Leave out the pictures and reproduce all of the data exactly.

==== GIVEN DATA

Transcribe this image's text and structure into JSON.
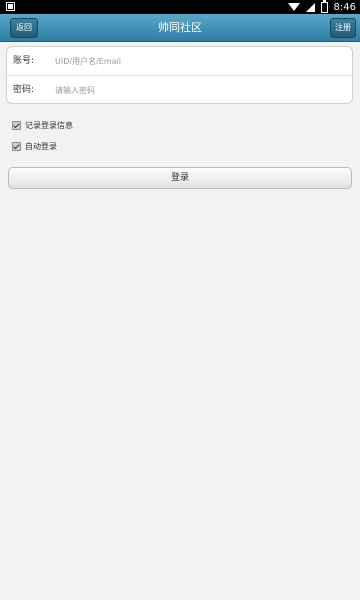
{
  "statusbar": {
    "time": "8:46"
  },
  "header": {
    "title": "帅同社区",
    "back_label": "返回",
    "register_label": "注册"
  },
  "form": {
    "account_label": "账号:",
    "account_placeholder": "UID/用户名/Email",
    "password_label": "密码:",
    "password_placeholder": "请输入密码"
  },
  "options": {
    "remember_label": "记录登录信息",
    "remember_checked": true,
    "autologin_label": "自动登录",
    "autologin_checked": true
  },
  "login_button_label": "登录",
  "colors": {
    "header_top": "#5aa7c8",
    "header_bottom": "#2e7ea5",
    "background": "#f2f2f2"
  }
}
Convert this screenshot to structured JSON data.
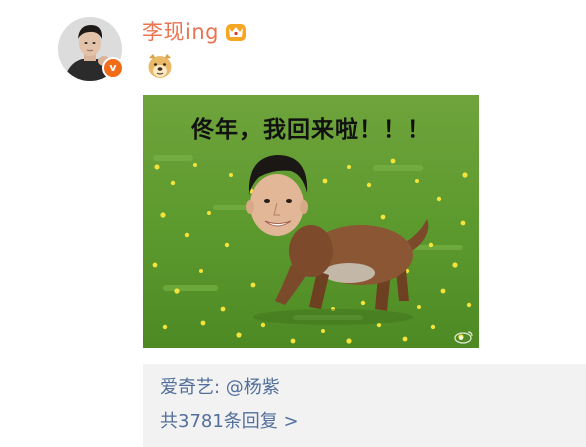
{
  "post": {
    "username": "李现ing",
    "member_icon": "vip-crown-icon",
    "verified_badge": "v",
    "emoji": "doge-emoji",
    "colors": {
      "username": "#eb7350",
      "badge": "#f26b18",
      "link": "#526e9b",
      "reply_bg": "#f2f2f2"
    }
  },
  "meme": {
    "caption": "佟年，我回来啦！！！"
  },
  "replies": {
    "first_reply": "爱奇艺: @杨紫",
    "more_replies": "共3781条回复 >"
  }
}
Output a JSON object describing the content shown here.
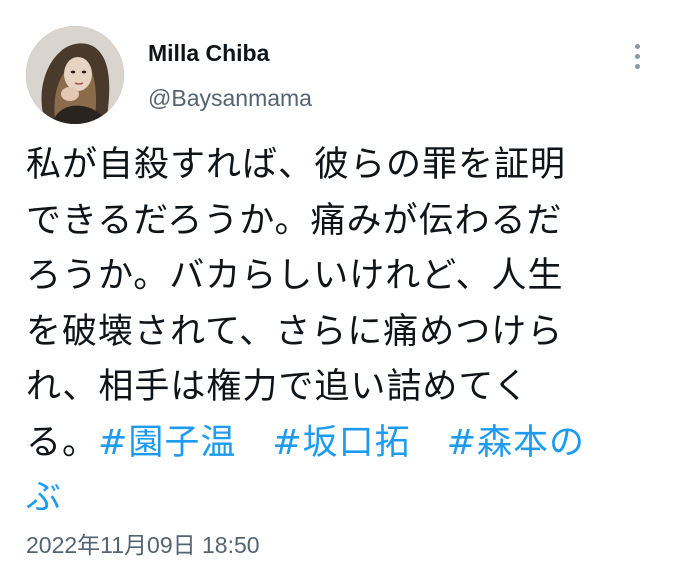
{
  "author": {
    "display_name": "Milla Chiba",
    "handle": "@Baysanmama"
  },
  "tweet": {
    "lines": [
      "私が自殺すれば、彼らの罪を証明",
      "できるだろうか。痛みが伝わるだ",
      "ろうか。バカらしいけれど、人生",
      "を破壊されて、さらに痛めつけら",
      "れ、相手は権力で追い詰めてく",
      "る。"
    ],
    "hashtags": [
      "#園子温",
      "#坂口拓",
      "#森本の",
      "ぶ"
    ],
    "timestamp": "2022年11月09日 18:50"
  },
  "icons": {
    "more": "more-horizontal-dots-icon",
    "avatar": "profile-photo"
  },
  "colors": {
    "text": "#0f1419",
    "secondary": "#536471",
    "hashtag": "#1d9bf0"
  }
}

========

YOUR RESPONSE =>
Transcribe this image's text and structure into JSON.
{
  "statusbar": {
    "time": "8:46"
  },
  "header": {
    "title": "帅同社区",
    "back_label": "返回",
    "register_label": "注册"
  },
  "form": {
    "account_label": "账号:",
    "account_placeholder": "UID/用户名/Email",
    "password_label": "密码:",
    "password_placeholder": "请输入密码"
  },
  "options": {
    "remember_label": "记录登录信息",
    "remember_checked": true,
    "autologin_label": "自动登录",
    "autologin_checked": true
  },
  "login_button_label": "登录",
  "colors": {
    "header_top": "#5aa7c8",
    "header_bottom": "#2e7ea5",
    "background": "#f2f2f2"
  }
}
Convert this screenshot to structured JSON data.
{
  "post": {
    "username": "李现ing",
    "member_icon": "vip-crown-icon",
    "verified_badge": "v",
    "emoji": "doge-emoji",
    "colors": {
      "username": "#eb7350",
      "badge": "#f26b18",
      "link": "#526e9b",
      "reply_bg": "#f2f2f2"
    }
  },
  "meme": {
    "caption": "佟年，我回来啦！！！"
  },
  "replies": {
    "first_reply": "爱奇艺: @杨紫",
    "more_replies": "共3781条回复 >"
  }
}
Output a JSON object describing the content shown here.
{
  "author": {
    "display_name": "Milla Chiba",
    "handle": "@Baysanmama"
  },
  "tweet": {
    "lines": [
      "私が自殺すれば、彼らの罪を証明",
      "できるだろうか。痛みが伝わるだ",
      "ろうか。バカらしいけれど、人生",
      "を破壊されて、さらに痛めつけら",
      "れ、相手は権力で追い詰めてく",
      "る。"
    ],
    "hashtags": [
      "#園子温",
      "#坂口拓",
      "#森本の",
      "ぶ"
    ],
    "timestamp": "2022年11月09日 18:50"
  },
  "icons": {
    "more": "more-horizontal-dots-icon",
    "avatar": "profile-photo"
  },
  "colors": {
    "text": "#0f1419",
    "secondary": "#536471",
    "hashtag": "#1d9bf0"
  }
}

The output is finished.